As a performer his credits include production, writing and collaborating on albums such as, Wait ‘Til Spring (SkyCrunch/Dualtone 2003) with Donna the Buffalo, and Headed for the Hills (Dualtone 2004) his first total project with Robert Hunter. The remainder of Jim’s 18 albums include: Planet of Love (Reprise 1991), Pretty Close to the Truth (Atlantic 1994), Every Second Counts (Atlantic 1995), Persimmons (Upstart 1998), Whisper (BNA 1998), Onward Through It All (RCA 1999), The Other Sessions (Dualtone 2001), The Hummingbirds (Dualtone 2002), Bluegrass (Yep Roc 2006), Country Super Hits, Volume 1 (Yep Roc 2006), Honey Songs (Yep Roc 2008), Could We Get Any Closer? (SkyCrunch 2009) and Patchwork River (Thirty Tigers 2010).

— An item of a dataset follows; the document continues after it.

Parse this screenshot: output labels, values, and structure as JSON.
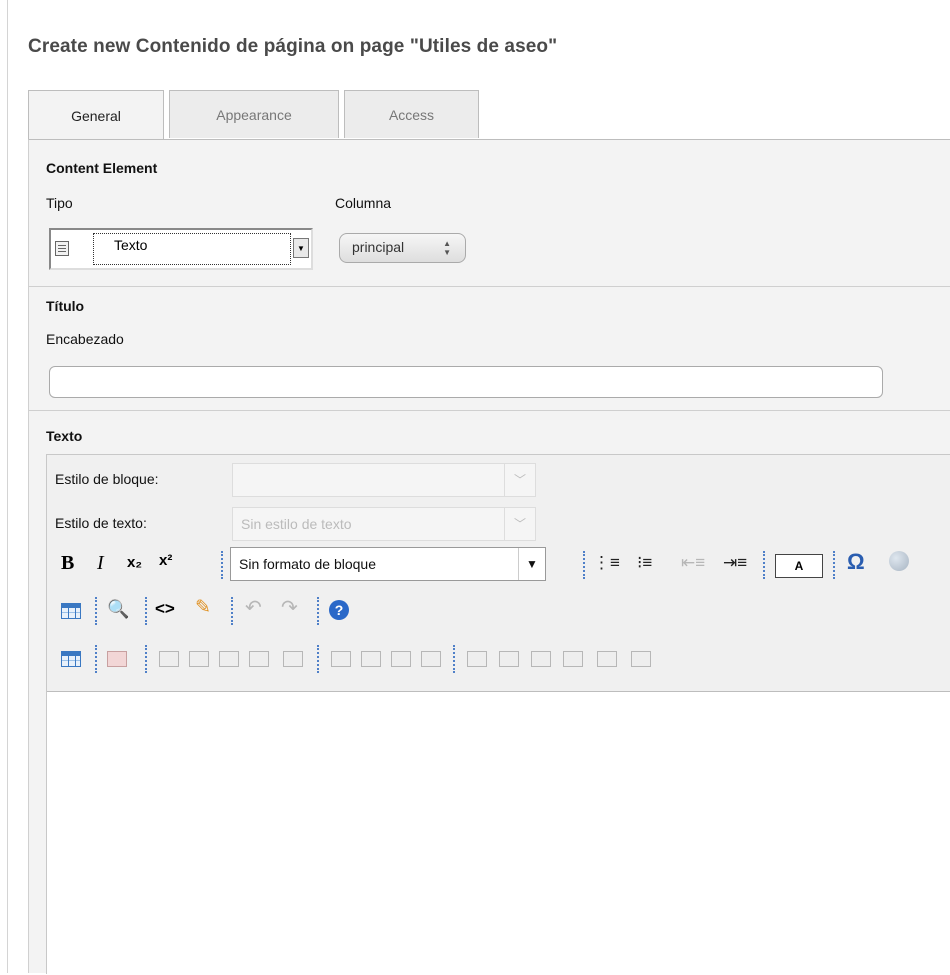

Pundits in the know took note early on of Jim’s appeal. Jim Macnie suggests correctly on allmusic.com that, “If every Nashville singing star had to cut at least one Jim Lauderdale song, country wouldn’t be the Chumpville that it is these days.” The Nashville Scene classifies him as “a hip country chameleon.” And Entertainment Weekly lauds his ability to make his songs “ache, bend, snort, and moan in a way no one else does.” All of this suggests that Jim isn’t an artist you can file easily into any one category, and while this is certainly true, one other aspect of Jim’s artistic identity rings even truer than his defiance of easy pigeon-holing – his sheer legendary output of world class material.
“It’s been a particularly great period for me,” says Lauderdale. “Thanks to the records - I’m performing more and more, which I love. And I love that I can play the Opry one weekend, a jam-band festival the next and then a bluegrass festival the following week. That’s really inspiring to me and I think there’s a real thread there. The roots are the same for all of them and that’s the music I’m interested in.”
The truth is that Jim has always had that ability of writing music that reflects his originality while at the same time maintaining a sense of total authenticity. Because his mission is to write songs that excel on their own, rather than shape them to the standards of any one genre, he has been able to come up with material that can be adapted to almost any kind of interpretation. “I recognize that my diversity can create a challenge for those that need to categorize me,” he admits, “where even though I might have Ralph Stanley singing with me, there’s also some singer/songwriter stuff and some country stuff — so which bin does it belong in at the record store? That’s just not for me to decide. That kind of question has nothing to do with making music.”